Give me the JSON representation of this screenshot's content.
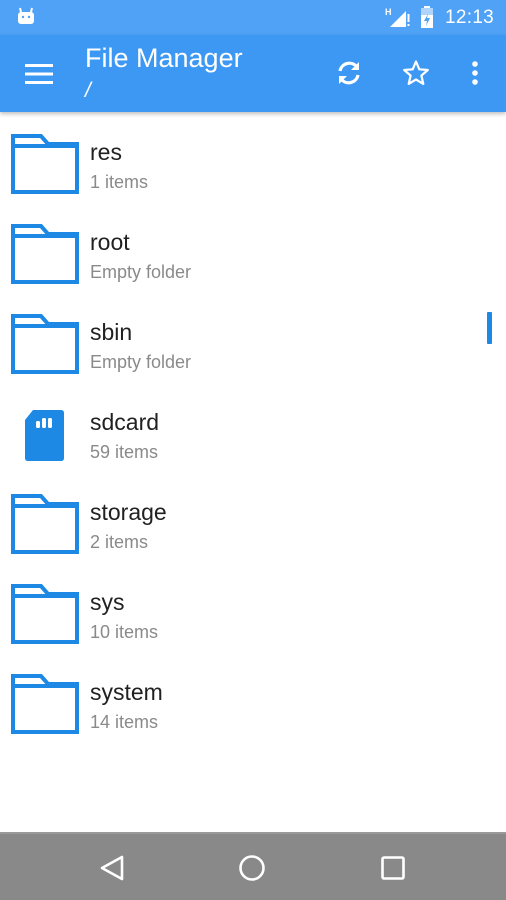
{
  "status_bar": {
    "time": "12:13",
    "network_label": "H",
    "icons": [
      "android-notification-icon",
      "signal-icon",
      "battery-charging-icon"
    ]
  },
  "app_bar": {
    "title": "File Manager",
    "path": "/",
    "icons": [
      "menu-icon",
      "refresh-icon",
      "star-icon",
      "more-vert-icon"
    ]
  },
  "files": [
    {
      "name": "res",
      "meta": "1 items",
      "icon": "folder-icon"
    },
    {
      "name": "root",
      "meta": "Empty folder",
      "icon": "folder-icon"
    },
    {
      "name": "sbin",
      "meta": "Empty folder",
      "icon": "folder-icon"
    },
    {
      "name": "sdcard",
      "meta": "59 items",
      "icon": "sdcard-icon"
    },
    {
      "name": "storage",
      "meta": "2 items",
      "icon": "folder-icon"
    },
    {
      "name": "sys",
      "meta": "10 items",
      "icon": "folder-icon"
    },
    {
      "name": "system",
      "meta": "14 items",
      "icon": "folder-icon"
    }
  ],
  "nav_bar": {
    "icons": [
      "back-icon",
      "home-icon",
      "recents-icon"
    ]
  },
  "colors": {
    "status_bar": "#4fa2f5",
    "app_bar": "#3d98f4",
    "icon_blue": "#1e88e5",
    "nav_bar": "#898989"
  }
}
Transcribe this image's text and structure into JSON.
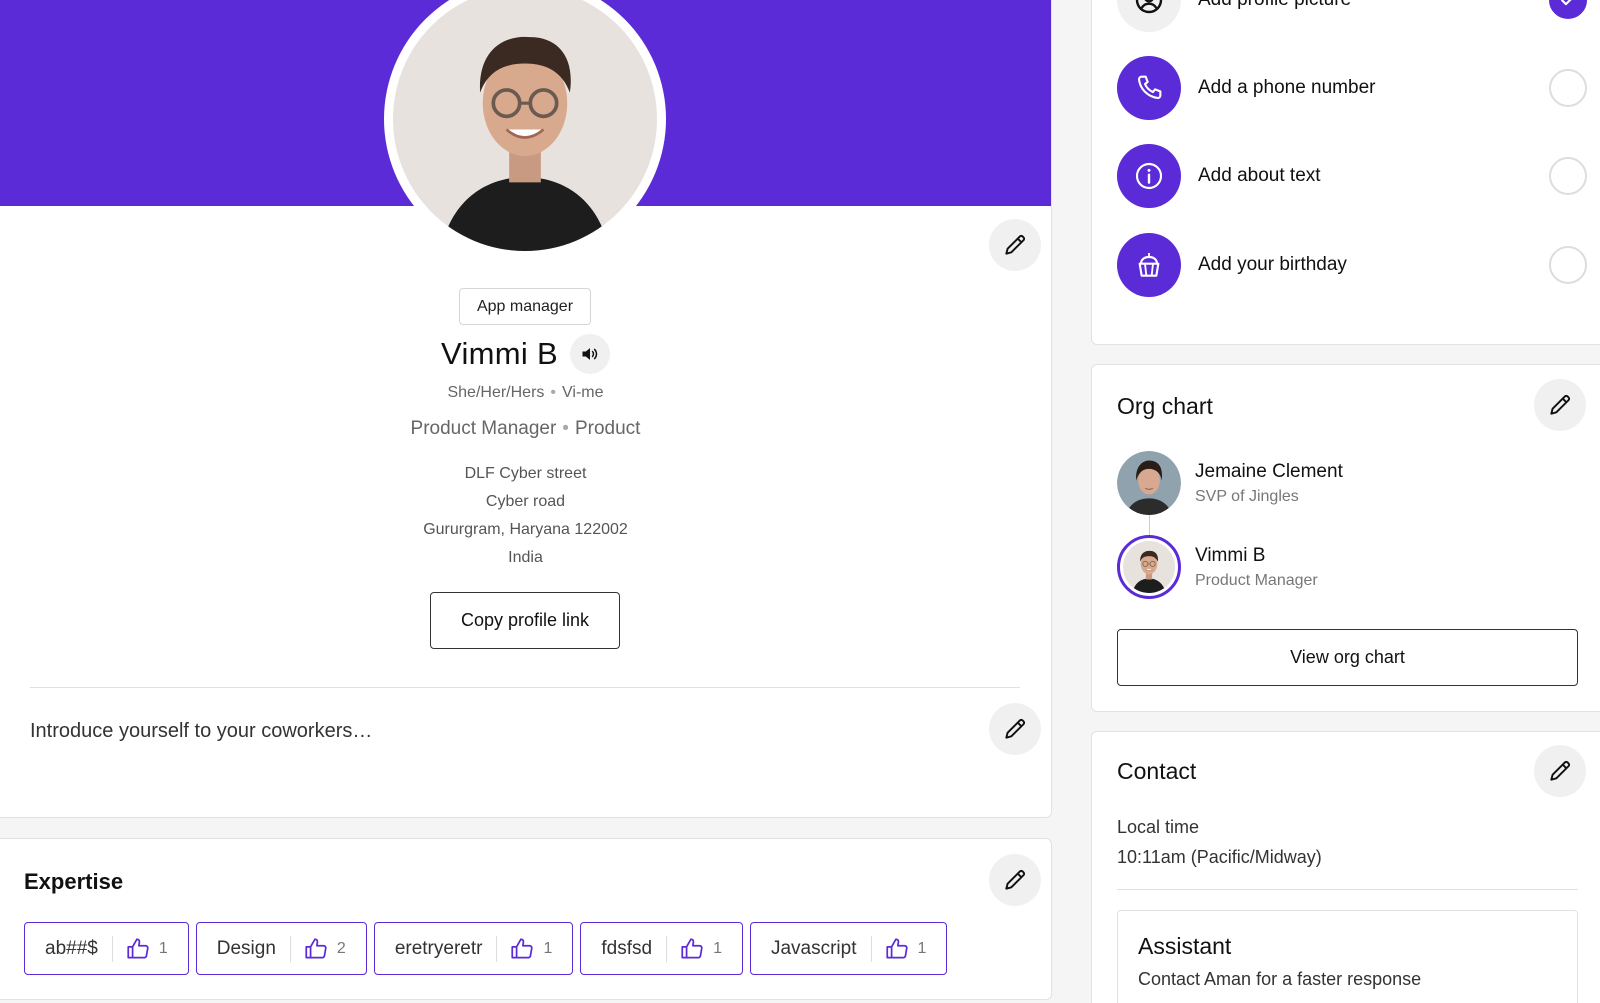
{
  "colors": {
    "brand": "#5a2bd6",
    "banner": "#5a2bd6"
  },
  "profile": {
    "role_chip": "App manager",
    "name": "Vimmi B",
    "pronouns": "She/Her/Hers",
    "pronunciation": "Vi-me",
    "job_title": "Product Manager",
    "department": "Product",
    "address": {
      "line1": "DLF Cyber street",
      "line2": "Cyber road",
      "city": "Gururgram,",
      "state": "Haryana",
      "zip": "122002",
      "country": "India"
    },
    "copy_link_label": "Copy profile link",
    "intro_placeholder": "Introduce yourself to your coworkers…"
  },
  "expertise": {
    "title": "Expertise",
    "skills": [
      {
        "name": "ab##$",
        "likes": "1"
      },
      {
        "name": "Design",
        "likes": "2"
      },
      {
        "name": "eretryeretr",
        "likes": "1"
      },
      {
        "name": "fdsfsd",
        "likes": "1"
      },
      {
        "name": "Javascript",
        "likes": "1"
      }
    ]
  },
  "checklist": {
    "items": [
      {
        "label": "Add profile picture",
        "icon": "profile-picture-icon",
        "done": true
      },
      {
        "label": "Add a phone number",
        "icon": "phone-icon",
        "done": false
      },
      {
        "label": "Add about text",
        "icon": "info-icon",
        "done": false
      },
      {
        "label": "Add your birthday",
        "icon": "cake-icon",
        "done": false
      }
    ]
  },
  "org_chart": {
    "title": "Org chart",
    "manager": {
      "name": "Jemaine Clement",
      "role": "SVP of Jingles"
    },
    "self": {
      "name": "Vimmi B",
      "role": "Product Manager"
    },
    "view_label": "View org chart"
  },
  "contact": {
    "title": "Contact",
    "local_time_label": "Local time",
    "local_time_value": "10:11am (Pacific/Midway)",
    "assistant_title": "Assistant",
    "assistant_text": "Contact Aman for a faster response"
  }
}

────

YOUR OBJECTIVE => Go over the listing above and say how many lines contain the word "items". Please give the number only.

EXPECTED ANSWER => 6